A letter to the U.S. Food and Drug Administration, signed by Pennsylvania Attorney General Josh Shapiro and 19 other state attorneys general, asks the agency to lift its ban preventing gay and bi-sexual men from giving blood.
The request comes at a time when the nation’s blood supply is low, due to the pandemic.
The FDA currently recommends that men who have had sex with another man in the past three months not donate blood. The guidance was recently reduced from a 12-month waiting period earlier this month.
The letter asks the FDA to remove the waiting period altogether and enact a risk-based rule rather than one based on gender or sexual activity. Not doing so, the letter says, prevents a group of healthy individuals from donating blood at a time it is badly needed.
“It is time to end this dated, discriminatory practice, especially during an emergency when all Pennsylvanians want to play a part in keeping people in their communities safe and healthy,” said Shapiro. “Restrictions for blood donations should be based on fact-based risk factors, not discredited, homophobic presumptions about someone’s life.”
The FDA’s guidance originated in 1983 as a rule that banned gay or bisexual men from donating blood. The rule was changed to a 12-month waiting period in 2015.

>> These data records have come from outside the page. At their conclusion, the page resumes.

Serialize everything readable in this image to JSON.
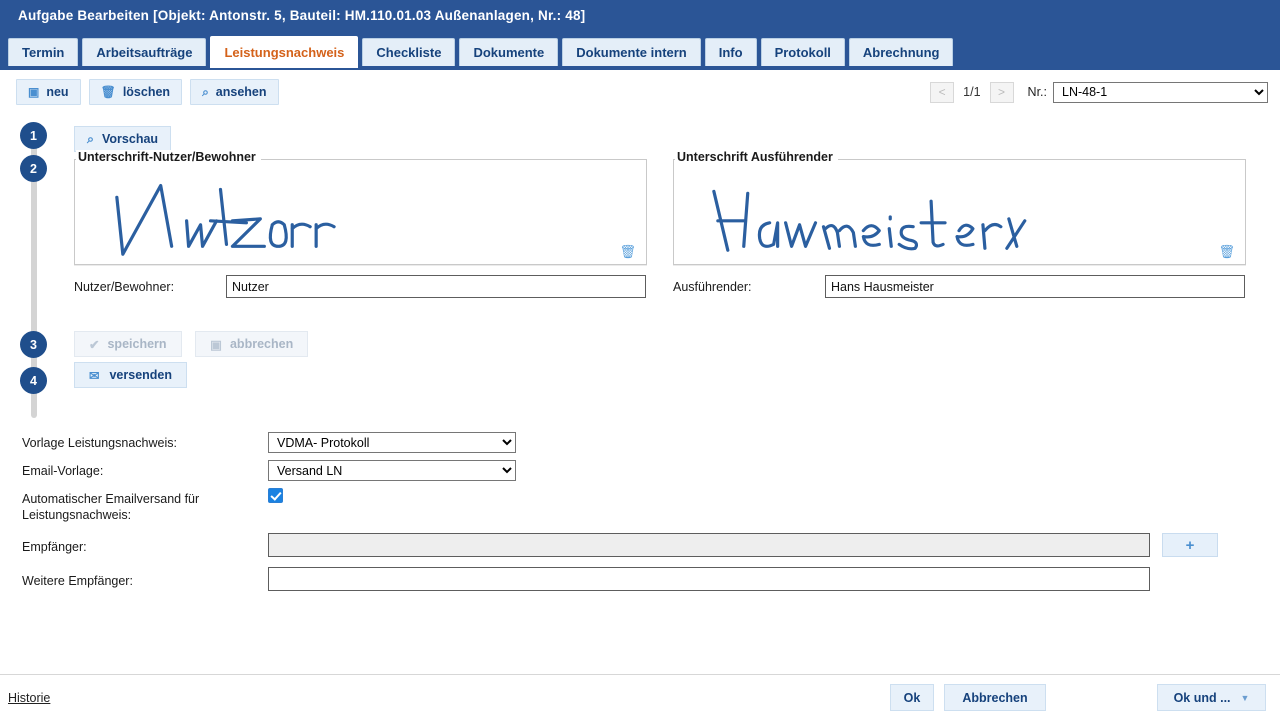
{
  "window": {
    "title": "Aufgabe Bearbeiten [Objekt: Antonstr. 5, Bauteil: HM.110.01.03 Außenanlagen, Nr.: 48]"
  },
  "tabs": [
    {
      "label": "Termin",
      "active": false
    },
    {
      "label": "Arbeitsaufträge",
      "active": false
    },
    {
      "label": "Leistungsnachweis",
      "active": true
    },
    {
      "label": "Checkliste",
      "active": false
    },
    {
      "label": "Dokumente",
      "active": false
    },
    {
      "label": "Dokumente intern",
      "active": false
    },
    {
      "label": "Info",
      "active": false
    },
    {
      "label": "Protokoll",
      "active": false
    },
    {
      "label": "Abrechnung",
      "active": false
    }
  ],
  "toolbar": {
    "neu_label": "neu",
    "neu_icon": "new-document-icon",
    "loeschen_label": "löschen",
    "loeschen_icon": "trash-icon",
    "ansehen_label": "ansehen",
    "ansehen_icon": "magnifier-icon",
    "prev_label": "<",
    "next_label": ">",
    "page_indicator": "1/1",
    "nr_label": "Nr.:",
    "nr_value": "LN-48-1",
    "nr_options": [
      "LN-48-1"
    ]
  },
  "steps": [
    {
      "number": "1"
    },
    {
      "number": "2"
    },
    {
      "number": "3"
    },
    {
      "number": "4"
    }
  ],
  "main": {
    "vorschau_label": "Vorschau",
    "vorschau_icon": "magnifier-icon",
    "signature_left": {
      "legend": "Unterschrift-Nutzer/Bewohner",
      "written_text": "Nutzer",
      "delete_icon": "trash-icon"
    },
    "signature_right": {
      "legend": "Unterschrift Ausführender",
      "written_text": "Hausmeister",
      "delete_icon": "trash-icon"
    },
    "nutzer_label": "Nutzer/Bewohner:",
    "nutzer_value": "Nutzer",
    "ausfuehrender_label": "Ausführender:",
    "ausfuehrender_value": "Hans Hausmeister",
    "speichern_label": "speichern",
    "speichern_icon": "check-icon",
    "speichern_disabled": true,
    "abbrechen_label": "abbrechen",
    "abbrechen_icon": "cancel-box-icon",
    "abbrechen_disabled": true,
    "versenden_label": "versenden",
    "versenden_icon": "envelope-icon"
  },
  "form": {
    "vorlage_label": "Vorlage Leistungsnachweis:",
    "vorlage_value": "VDMA- Protokoll",
    "vorlage_options": [
      "VDMA- Protokoll"
    ],
    "email_vorlage_label": "Email-Vorlage:",
    "email_vorlage_value": "Versand LN",
    "email_vorlage_options": [
      "Versand LN"
    ],
    "auto_email_label": "Automatischer Emailversand für Leistungsnachweis:",
    "auto_email_checked": true,
    "empfaenger_label": "Empfänger:",
    "empfaenger_value": "",
    "empfaenger_add_label": "+",
    "weitere_empfaenger_label": "Weitere Empfänger:",
    "weitere_empfaenger_value": ""
  },
  "footer": {
    "historie_label": "Historie",
    "ok_label": "Ok",
    "abbrechen_label": "Abbrechen",
    "ok_und_label": "Ok und ...",
    "ok_und_caret": "▼"
  },
  "colors": {
    "titlebar": "#2b5596",
    "active_tab_text": "#d4621a",
    "tab_text": "#16427c",
    "step_circle": "#1f4e8c",
    "signature_ink": "#2b5fa0",
    "accent_icon": "#4a8fd0",
    "checkbox": "#1a82e2"
  }
}
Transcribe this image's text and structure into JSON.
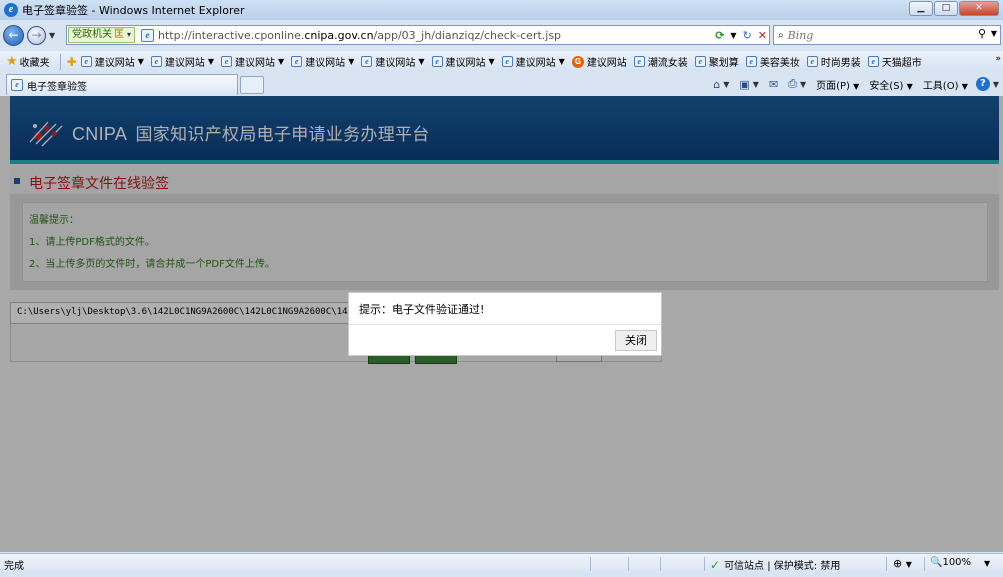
{
  "window": {
    "title": "电子签章验签 - Windows Internet Explorer"
  },
  "address_bar": {
    "tag_label": "党政机关",
    "tag_badge": "匡",
    "url": "http://interactive.cponline.cnipa.gov.cn/app/03_jh/dianziqz/check-cert.jsp"
  },
  "search": {
    "placeholder": "Bing"
  },
  "favorites_bar": {
    "favorites_label": "收藏夹",
    "items": [
      {
        "label": "建议网站",
        "dropdown": true
      },
      {
        "label": "建议网站",
        "dropdown": true
      },
      {
        "label": "建议网站",
        "dropdown": true
      },
      {
        "label": "建议网站",
        "dropdown": true
      },
      {
        "label": "建议网站",
        "dropdown": true
      },
      {
        "label": "建议网站",
        "dropdown": true
      },
      {
        "label": "建议网站",
        "dropdown": true
      },
      {
        "label": "建议网站",
        "dropdown": false,
        "icon": "orange-g"
      },
      {
        "label": "潮流女装",
        "dropdown": false
      },
      {
        "label": "聚划算",
        "dropdown": false
      },
      {
        "label": "美容美妆",
        "dropdown": false
      },
      {
        "label": "时尚男装",
        "dropdown": false
      },
      {
        "label": "天猫超市",
        "dropdown": false
      }
    ]
  },
  "tab": {
    "label": "电子签章验签"
  },
  "command_bar": {
    "page_label": "页面(P)",
    "safety_label": "安全(S)",
    "tools_label": "工具(O)"
  },
  "page": {
    "brand": "CNIPA",
    "platform_name": "国家知识产权局电子申请业务办理平台",
    "section_title": "电子签章文件在线验签",
    "notice": {
      "heading": "温馨提示：",
      "line1": "1、请上传PDF格式的文件。",
      "line2": "2、当上传多页的文件时，请合并成一个PDF文件上传。"
    },
    "file_path": "C:\\Users\\ylj\\Desktop\\3.6\\142L0C1NG9A2600C\\142L0C1NG9A2600C\\14"
  },
  "dialog": {
    "message": "提示：电子文件验证通过!",
    "close_label": "关闭"
  },
  "status_bar": {
    "status": "完成",
    "zone": "可信站点 | 保护模式: 禁用",
    "zoom": "100%"
  }
}
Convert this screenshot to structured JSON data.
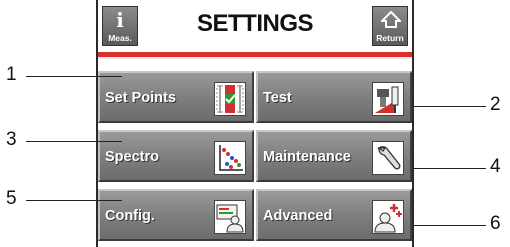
{
  "header": {
    "title": "SETTINGS",
    "meas_label": "Meas.",
    "return_label": "Return",
    "accent_color": "#d93030"
  },
  "buttons": [
    {
      "label": "Set Points",
      "icon": "set-points-icon"
    },
    {
      "label": "Test",
      "icon": "test-icon"
    },
    {
      "label": "Spectro",
      "icon": "spectro-icon"
    },
    {
      "label": "Maintenance",
      "icon": "wrench-icon"
    },
    {
      "label": "Config.",
      "icon": "config-icon"
    },
    {
      "label": "Advanced",
      "icon": "advanced-user-icon"
    }
  ],
  "callouts": [
    "1",
    "2",
    "3",
    "4",
    "5",
    "6"
  ]
}
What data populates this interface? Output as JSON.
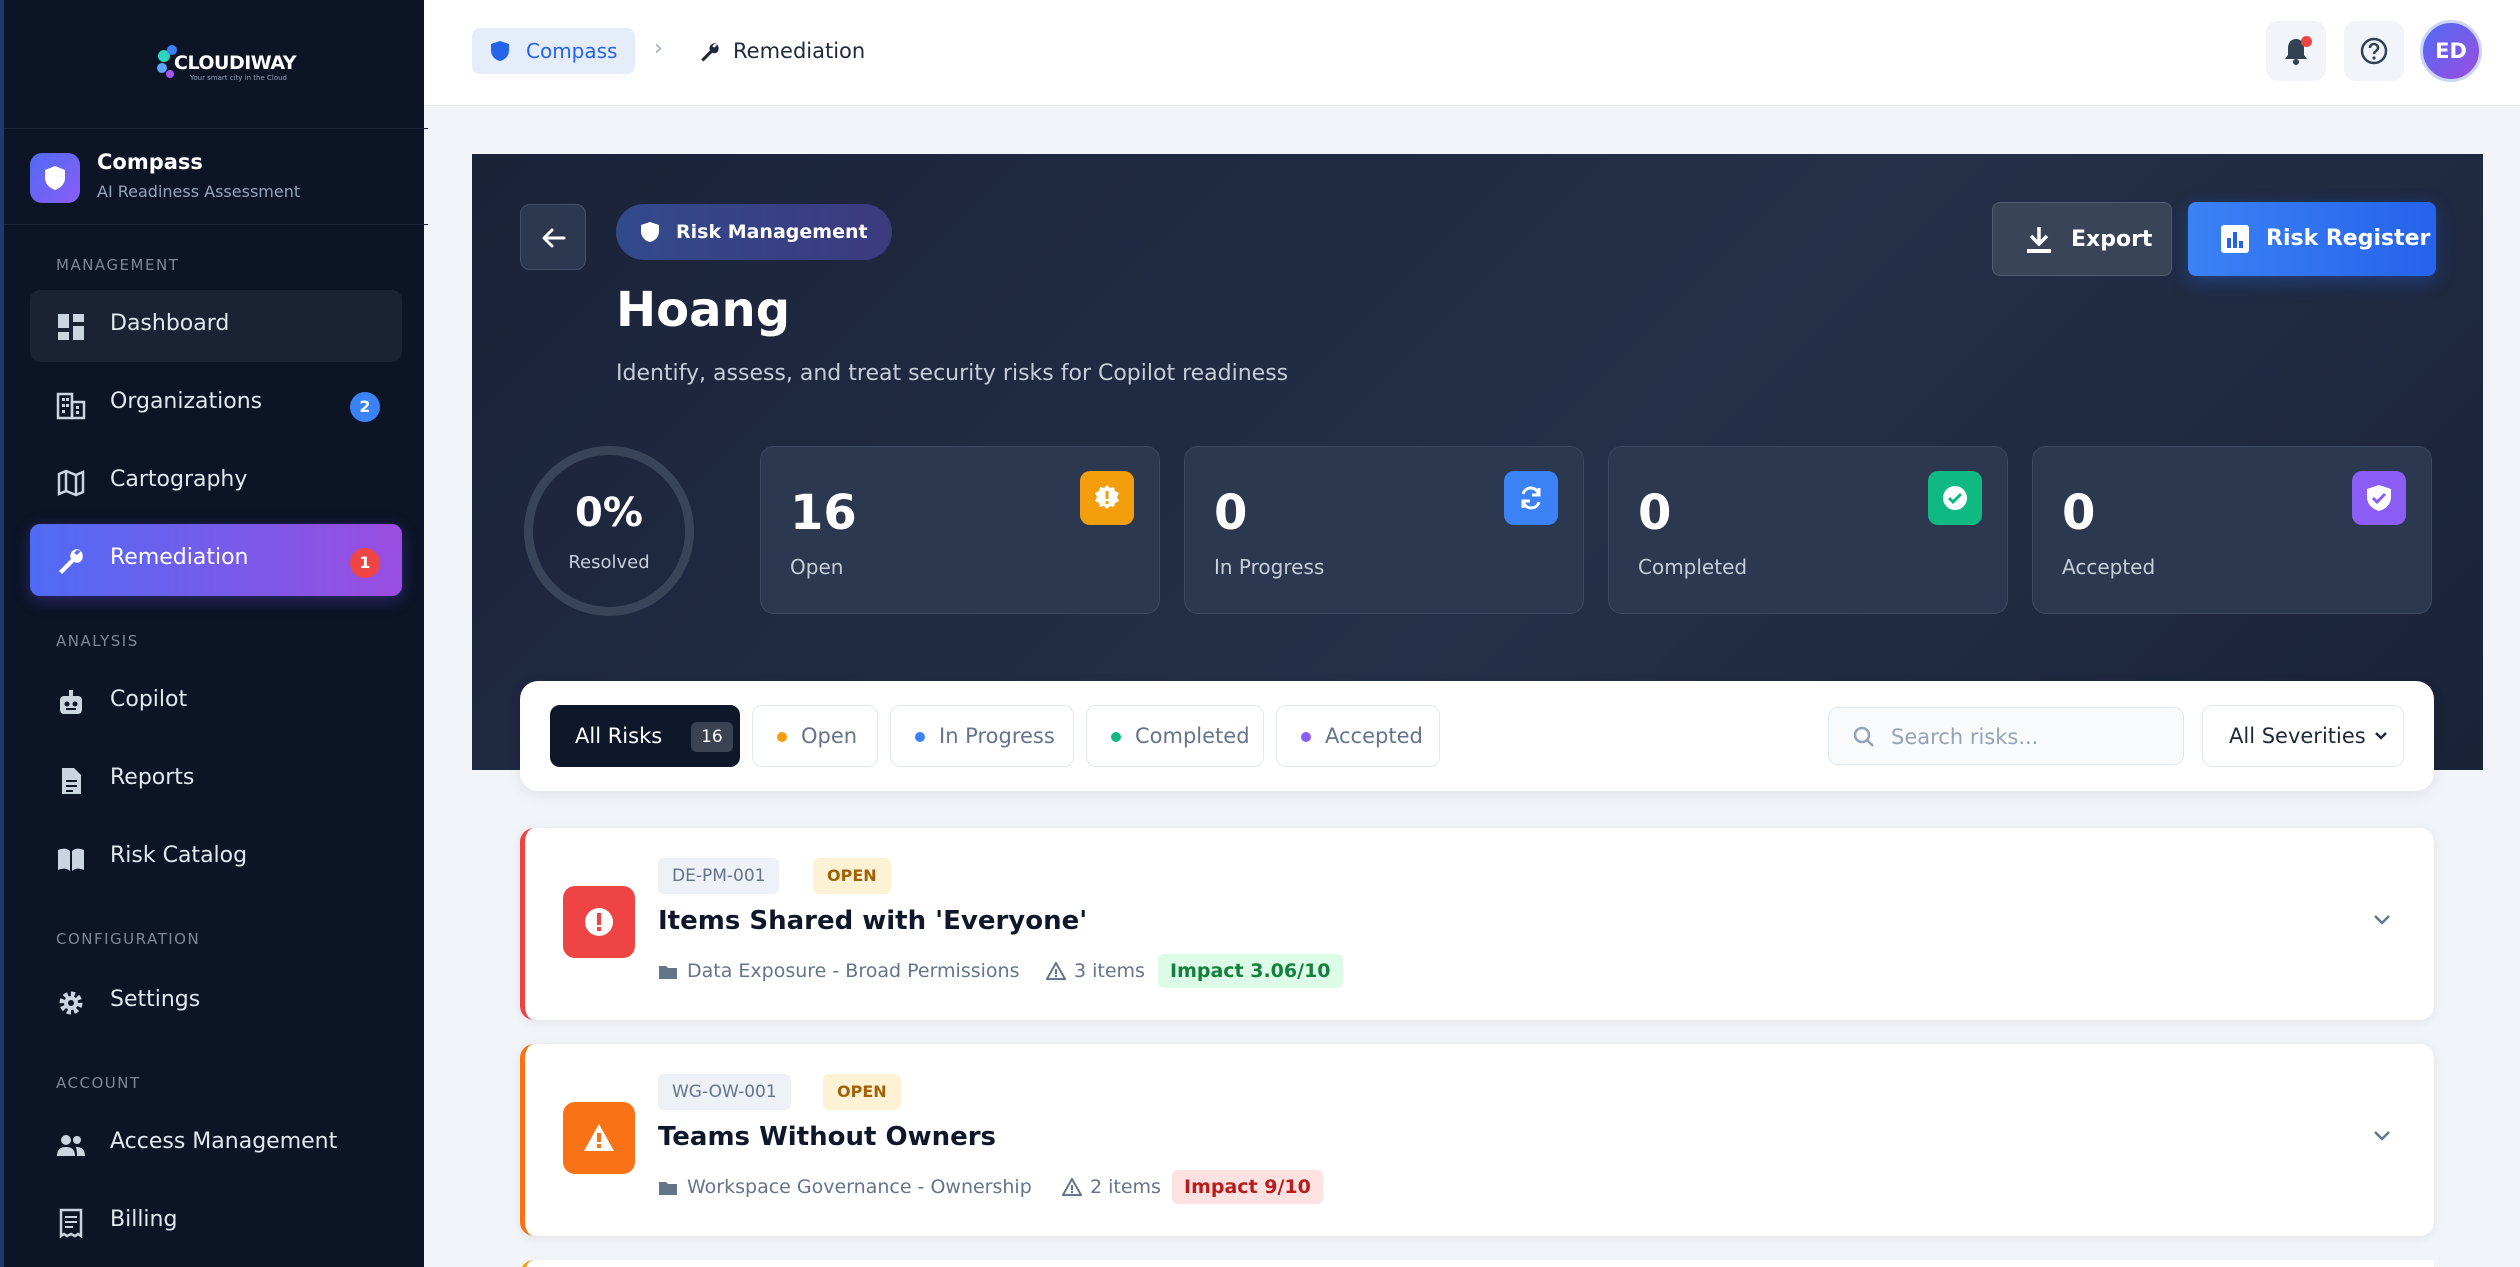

Earlier this month, the American Red Cross announced that it has a critical blood shortage because of the decrease in drives and donations, noting that it only had a five-day supply of blood on hand.
Country wide cancellations of blood drives and donations due to the COVID-19 pandemic have greatly affected the nation’s supply of red blood cells, platelets and plasma.